The Dreaded Grocery Store Tantrum
Tips and tricks to minimize - and cope with - the stress that comes with tantrums
By: Karla Hartlep, MS, LCMFT, Assistant Director of Heartspring Pediatric Services Department
As businesses are opening up, we are venturing out. Our children have been homebodies. Returning our kiddos to daily activities, especially young children with Autism Spectrum Disorder and other special needs, can be challenging, especially when we predict a tantrum in public places. It could be the mall, grocery store, grandma’s house, or even our favorite restaurant. Many of us have been there ourselves.

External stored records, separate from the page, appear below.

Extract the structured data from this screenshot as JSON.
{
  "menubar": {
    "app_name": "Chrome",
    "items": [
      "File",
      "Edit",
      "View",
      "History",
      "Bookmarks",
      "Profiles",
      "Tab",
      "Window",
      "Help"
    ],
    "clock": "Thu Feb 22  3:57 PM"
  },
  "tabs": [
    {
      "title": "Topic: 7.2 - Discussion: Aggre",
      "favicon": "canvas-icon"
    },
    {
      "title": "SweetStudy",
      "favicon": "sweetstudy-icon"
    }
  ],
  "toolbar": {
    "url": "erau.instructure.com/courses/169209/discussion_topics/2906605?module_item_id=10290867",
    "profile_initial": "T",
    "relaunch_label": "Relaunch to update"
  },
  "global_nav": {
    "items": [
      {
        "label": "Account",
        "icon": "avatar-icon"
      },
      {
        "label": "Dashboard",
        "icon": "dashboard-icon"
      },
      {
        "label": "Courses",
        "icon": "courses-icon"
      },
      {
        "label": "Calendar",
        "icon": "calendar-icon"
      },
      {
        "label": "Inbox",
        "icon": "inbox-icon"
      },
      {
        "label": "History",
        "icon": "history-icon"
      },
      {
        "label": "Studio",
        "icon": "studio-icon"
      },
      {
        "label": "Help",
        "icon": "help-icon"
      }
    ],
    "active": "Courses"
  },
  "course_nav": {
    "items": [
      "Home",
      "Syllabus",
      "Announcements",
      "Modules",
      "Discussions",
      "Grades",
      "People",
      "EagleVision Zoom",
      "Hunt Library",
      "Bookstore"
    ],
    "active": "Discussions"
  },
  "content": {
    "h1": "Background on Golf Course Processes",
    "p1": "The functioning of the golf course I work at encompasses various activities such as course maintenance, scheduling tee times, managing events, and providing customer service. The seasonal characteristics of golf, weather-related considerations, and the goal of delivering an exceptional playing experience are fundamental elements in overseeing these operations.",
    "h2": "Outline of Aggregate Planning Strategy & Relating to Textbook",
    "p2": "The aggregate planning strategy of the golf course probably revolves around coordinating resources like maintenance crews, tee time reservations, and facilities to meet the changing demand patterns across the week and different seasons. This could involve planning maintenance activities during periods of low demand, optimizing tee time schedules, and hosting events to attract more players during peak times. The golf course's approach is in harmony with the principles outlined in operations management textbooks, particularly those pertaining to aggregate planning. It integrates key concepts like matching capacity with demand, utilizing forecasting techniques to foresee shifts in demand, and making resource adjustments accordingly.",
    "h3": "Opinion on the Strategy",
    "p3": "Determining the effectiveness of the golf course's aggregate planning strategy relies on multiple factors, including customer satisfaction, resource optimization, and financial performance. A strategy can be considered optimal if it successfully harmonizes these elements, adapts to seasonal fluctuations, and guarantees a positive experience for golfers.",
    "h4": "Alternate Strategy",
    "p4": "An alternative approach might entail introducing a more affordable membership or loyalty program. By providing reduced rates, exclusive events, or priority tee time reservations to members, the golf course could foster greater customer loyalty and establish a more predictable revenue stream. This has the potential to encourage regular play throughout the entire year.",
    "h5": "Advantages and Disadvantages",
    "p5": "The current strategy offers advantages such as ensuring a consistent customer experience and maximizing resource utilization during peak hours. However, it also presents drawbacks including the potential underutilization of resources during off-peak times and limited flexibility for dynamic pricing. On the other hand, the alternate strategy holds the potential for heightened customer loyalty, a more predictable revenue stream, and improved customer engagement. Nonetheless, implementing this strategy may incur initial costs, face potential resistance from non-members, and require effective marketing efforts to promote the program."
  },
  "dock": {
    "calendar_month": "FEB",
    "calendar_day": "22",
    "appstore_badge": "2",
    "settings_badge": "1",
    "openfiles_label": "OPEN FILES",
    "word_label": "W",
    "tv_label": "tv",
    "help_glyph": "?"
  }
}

Many others have seen you bravely step into the battle of the tantrum in a valiant effort to help your child through an emotional upset – let us help you make these moments a little easier.
To assist your child with success, here are some proactive steps to take prior to your departure and when you are out in the community:
- Allow plenty of extra time prior to leaving. A rushed departure from home nearly guarantees stress and an upset.
- Praise, praise, praise. Always praise good behavior.
- When getting ready to leave, choose your words wisely. Resist the temptation to say, “Do you want to put your shoes on now?” This invites a “No” response. Instead, say, “Do you want to wear your tennis shoes or sandals?” This invites a choice that will empower your child.
- Difficulty with transitions? Set a timer on your phone for five minutes before leaving. Give a reminder at three minutes and one at one minute. You can use this idea at home, too.
- Again, praise, praise, praise good behavior.
- Before entering an area, give easy-to-understand expectations. For example, “Nice hands, kind words, safe body.”
- Provide a (reasonable) reward for appropriate behavior. This is your child’s currency. Allow them to pick a toy or preferred treat at the very end of the outing.
- Plan ahead. If/when a tantrum does occur, have a plan B in place ahead of time so you can immediately leave the store/restaurant, etc.
Remember, when things go well, no one notices, even parents/caregivers. We tend to take that good behavior for granted. Be sure that when things go well, a celebration happens - one that your child will enjoy.
You all earned it.
When things don’t go so well, everyone seemingly notices. As parents/caregivers, it is very awkward. We see our child’s perceived misbehavior as a reflection on us. It is not. Instead, consider your child as a little person having a tough time. It is okay for them to have big emotions and need to leave and not earn their prize. When consistent, it will go better next time.
It is a learning opportunity.